I hope that these old-time stories have some power to wake up people 'on active service'. The safety records are full of examples of repeated accidents following near-misses like the one described.
It should be noted that ionizing fields like RF from a transmitter or mobile phone greatly reduces the hazardous distance, increasing the risk of a strike.
The safe approach distance is one that stops you getting an arc jumping across onto you. Nevertheless the field gradient at that distance would still be considerable, so if you weree not in contact with the metal structure at any time you'd build up quite a charge.
And how about these guys:
Was about to ask the safe distance, thanks David you answered my question.
Still a scary situation, Dwight, not only the HV but dangling 80 feet (25 meters) above the ground. What if you had stood up on the crossbar? (is that possible?) Am surprised that your managers did not inform you ahead of time to expect this effect.

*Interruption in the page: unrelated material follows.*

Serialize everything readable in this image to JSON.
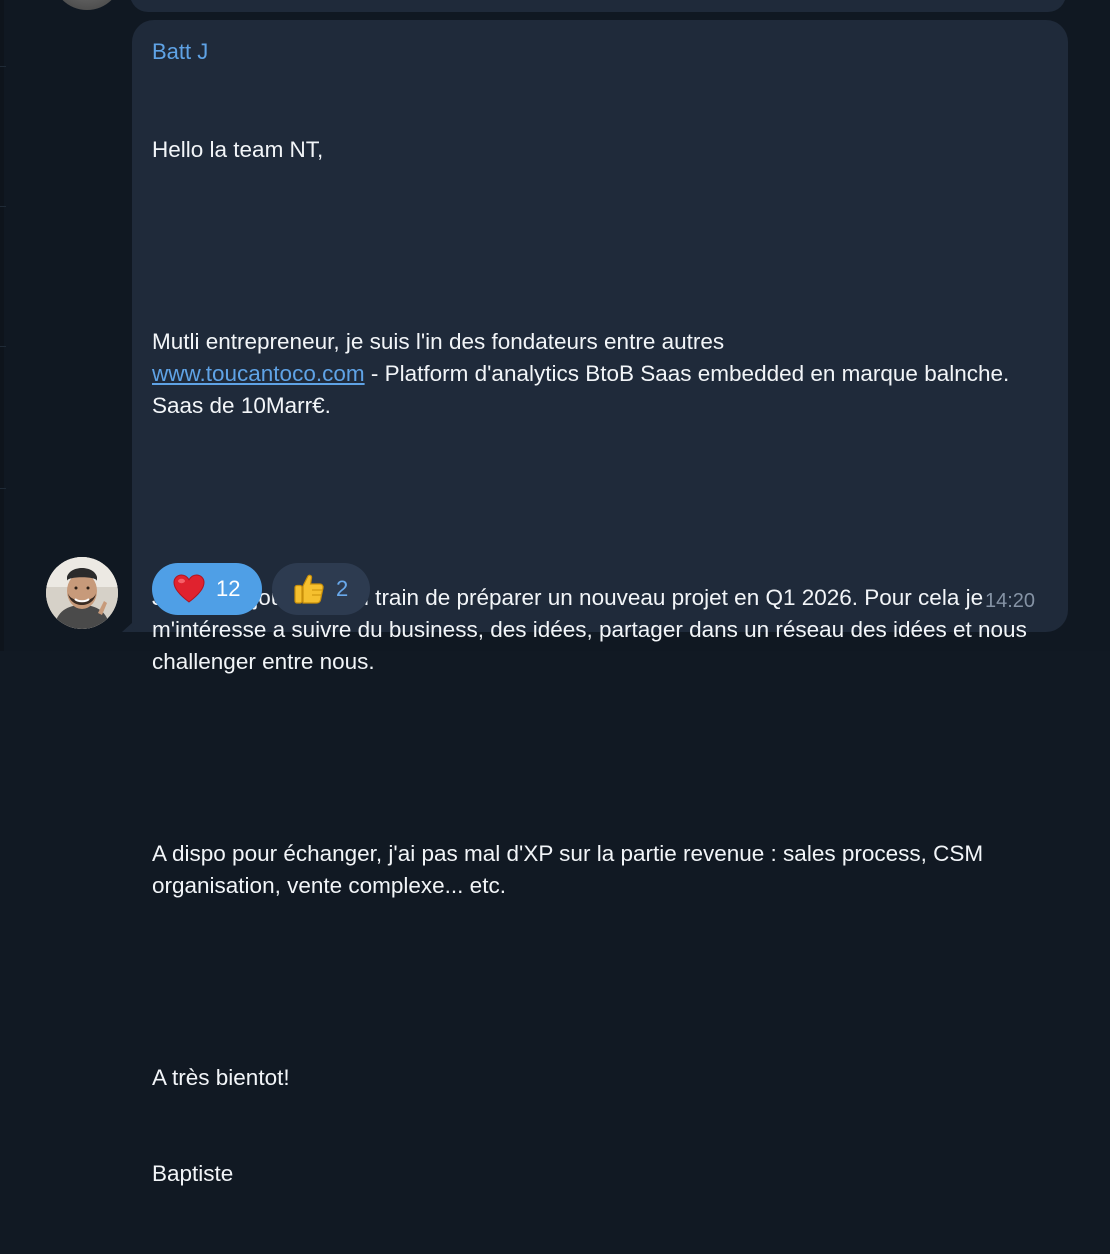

I work for an eletricity utility and although my dept doesn't work on the wires, we have to do assessments every year in which we have to give safe approach distances. We usually only go up to 66KV (another co does the 132KV distribution) but I looked up our tables and it gives the minimum approach disstance for 132KV as 1200mm - about 4 feet, so you were above that. The above is for "instructed persons" ie those who know what they are doing - for others it is 3 metres (about 10 feet). Sounds like you were cutting it a bit fine though....
What are the engineering and design challenges in creating successful IoT devices? These devices are usually small, resource-constrained electronics designed to sense, collect, send, and/or interpret data. Some of the devices need to be smart enough to act upon data in real time, 24/7. Specifically the guests will discuss sensors, security, and lessons from IoT deployments.